My last practice — and “performance” — was eight months ago at the company meetup for a few random people. Aside from one error, it went really well, and I’m stoked I could still make it happen.
While enjoying breakfast at Peach Cafe with Amy and my mother–in–law, Amy wanted a photo in front of the large heart artwork on the wall.
But, a few problems:
- I was four feet away from the artwork. How could I get it and them in the frame?
- The restaurant was full, so I wasn’t going to stand up and take a few steps back.
- I only had my iPhone, not a DSLR with a wide angle lens.
Solution: Use the panorama feature in iOS 6!
If you haven’t used it in the default Camera app:
- Tap Options at the top.
- Tap Panorama.
With my iPhone in landscape mode, I tapped the arrow so I’d start taking the photo at the bottom, then asked them to sit still for a few seconds before I pressed the shutter button and panned up.
Note: You don’t need to get to the very end of the “route” when panning to capture the panorama. Just press the shutter after you’ve captured everything you need.
I started the panorama at the bottom of the frame to minimize any movement from them in the final image.
When I processed the photo in Lightroom, another bonus was that the aspect ratio was super close to 3:2. This means we can print a 4“ x 6” photo with minimal cropping.
Most importantly, they loved it!
P.S. Props to Ryan Brenizer for the idea, which he uses regularly with the Brenizer Method, who was just named American Photo’s Top 10 World’s Best Wedding Photographers for 2013. Congrats!

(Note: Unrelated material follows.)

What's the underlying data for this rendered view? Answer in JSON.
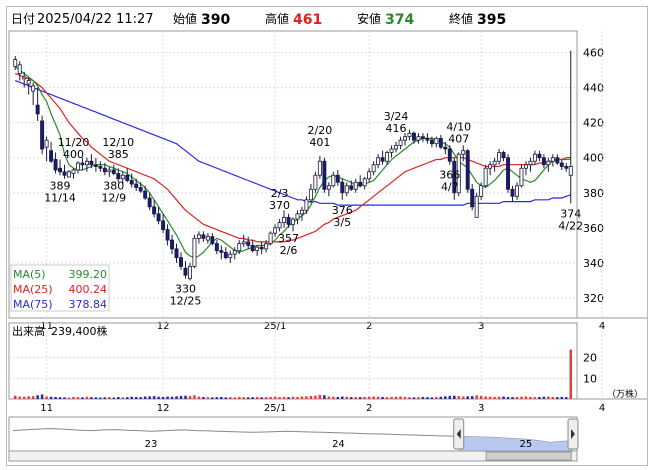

Almost one month has passed and I’d say it’s a good time to share my meager notes of my experience at NMX BlogWorld 2013 in Las Vegas.
- If you aren’t able to help a visitor with their super–specific question(s), give at least one takeaway so they don’t leave empty–handed. For example, someone’s blog was focused on browsing sites securely, and an Incognito window with Google Chrome was new to them. That was nifty.
- For the most part, most attendees are shy. If someone glances in your direction, and they’re a few feet from your booth, introduce yourself or say “hello”. You never know.
- WiFi will not work consistently.
- Keep your laptop and phone charged.
- Save a few relevant Twitter searches for the event/conference.
- Bring business cards. I didn’t, and I won’t make that mistake again.
- Carry a couple pens and pocket notebook.
- After seeing a panel of speakers, open your notebook and write for 5–10 minutes about anything that comes to mind. Do the same thing at the end of the day. (This is also useful for everyday life.)
I also met Brett Kelly for the first time ever in real life and we took a photo. He’s super cool. (He spoke at “Productivity Power Panel: Learn the Tools, Tactics, & Workflows of Highly Productive Bloggers”, and I’ll post my notes from that separately.)
Overall, I had a great time working at the WordPress Happiness Bar in the exhibitors’ area with several other fine Automatticians, and I look forward to more opportunities like this in the future.